  • Take in quality media

The Mental Dimension

Most of our mental development and study discipline comes through formal education. But as soon as we leave the external discipline of school, many of us let our minds atrophy. We don’t do any more serious reading, we don’t explore new subjects in any real depth outside our action fields, we don’t think analytically, we don’t write–at least not critically or in a way that tests our ability to express ourselves in distilled, clear, and concise language. Instead, we spend our time watching TV.

  • Read
  • Educate
  • Write
  • Learn new skills

The Social/Emotional Dimension

The social and the emotional dimensions of our lives are tied together because our emotional life is primarily, but not exclusively, developed out of and manifested in our relationships with others.

“Peace of mind comes when your life is in harmony with true principles and values and in no other way.”

In his inspiring book, No Excuses!: The Power of Self-Discipline, Brain Tracy shares some great insights on continuous improvement with the concept “26 Percent Better Each Year

By working on yourself a little bit each day—learning new skills, getting better at your key tasks, setting priorities, and focusing on higher-value activities—you can become 26 percent more productive over the course of an entire year”

By the Law of Accumulation, or the Law of Incremental Improvement, by the end of twelve months, you would be 26 percent better. If you continued to improve at 26 percent per year, by the end of ten years, with compounding, you would be 1,004 percent more productive. Your income would increase at the same rate. This formula works—if you do.

If you read in your field one hour per day, that will translate into about one book per week. One book per week will translate into about fifty books per year. Since the average adult reads less than one nonfiction book per year, if you were to read fifty books in your field each year, do you think that would give you an edge in your profession? Do you think that it would move you ahead of virtually everyone else in your business? Of course, it would!.

Education is what remains after one has forgotten everything he learned in school.~ Albert Einstein

Author & Entrepreneur MJ DeMarco, in his book “The Millionaire Fastlane,” he advocates continuous improvement with the metaphor of “Change the Oil Every 3,000 Miles.”

The first lesson of car ownership: Change the oil every 3,000 miles. Neglect the lesson and your car dies well before its useful life. Frequent oil changes keep your car running efficiently; unchanged oil goes stale and turns the ride rough. Rough rides stall to the shoulder of the road.

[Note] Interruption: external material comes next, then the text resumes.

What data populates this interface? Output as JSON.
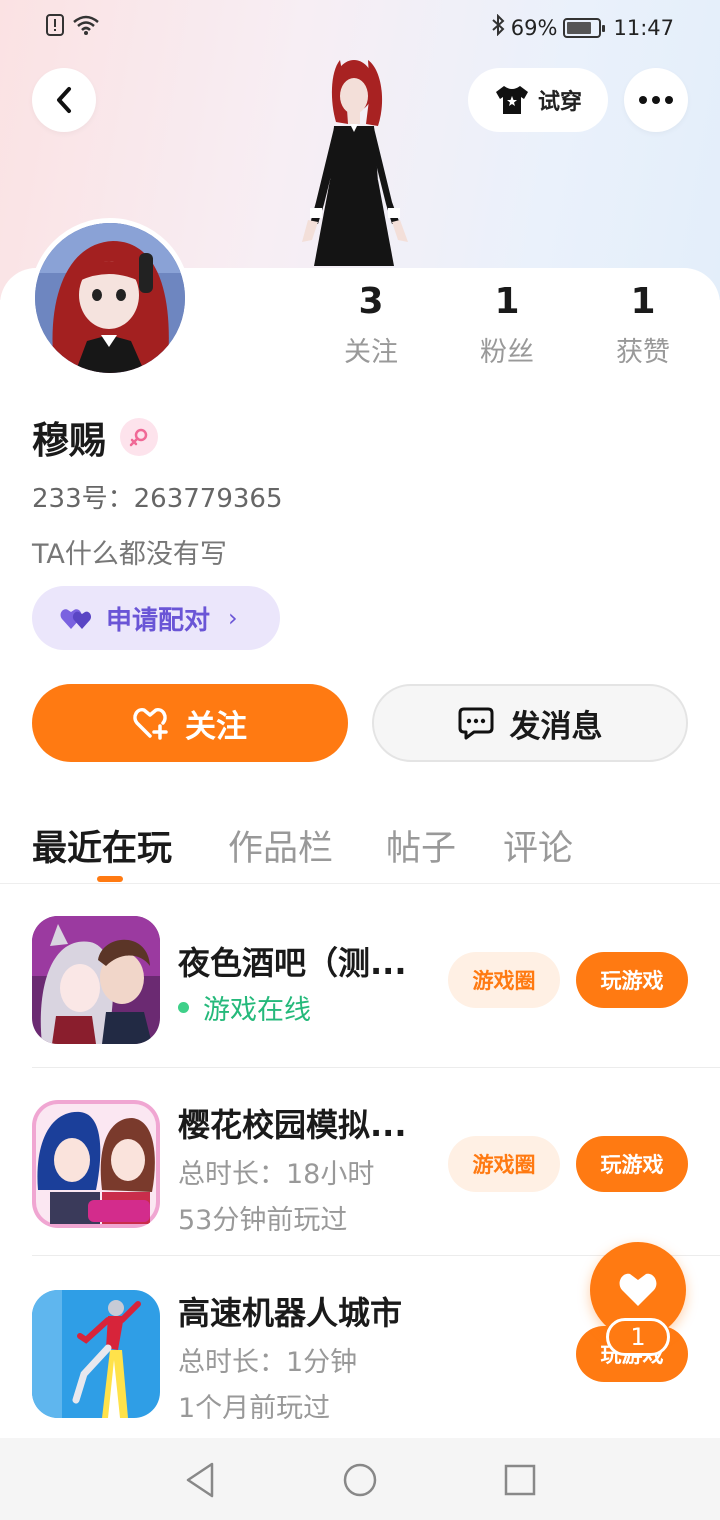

The Fastlane road trip demands fresh oil changes. But what is oil? Oil is education. Knowledge. Street smarts. But be careful … it must be the right oil and for the right purpose.

Sidewalkers don’t bother with oil. After 3,000 miles, they’re done. Graduation is the last oil change. Slowlaners oil their vehicles for the explicit purpose of raising intrinsic value. Advanced education and certifications: What’s going to command a bigger salary? Fastlaners oil their vehicles until they hit the junkyard.

“Graduation Is Not the End; It Is the Beginning.”

Face it. What you know today is not enough to get you where you need to be tomorrow. You must constantly reinvent yourself, and reself, and reinvention is education.

Unfortunately, graduation traditionally signals the end of education. Regardless of your graduating age, adulthood begins. The party is over and real life begins. To cease learning at graduation is wealth suicide. Your most effective earning years happen AFTER graduation, so wouldn’t it be smart to continue the educational process long after formal schooling?

Education, your oil, is a critical component to your wealth road trip. When you continually inject yourself with new education, new skills, and new competencies, new roads open and things run smoothly.

The right education has incredible horsepower.

As Jim Rohn often advised, “Learn to work harder on yourself than you do on your job. If you work hard on your job you can make a living, but if you work hard on yourself you’ll make a fortune.”. You need to continuously educate yourself, education is a life long process, continuous improvement and re-invention is the key to becoming better.

All the best in your quest to get better. Don’t Settle: Live with Passion.

Write A Comment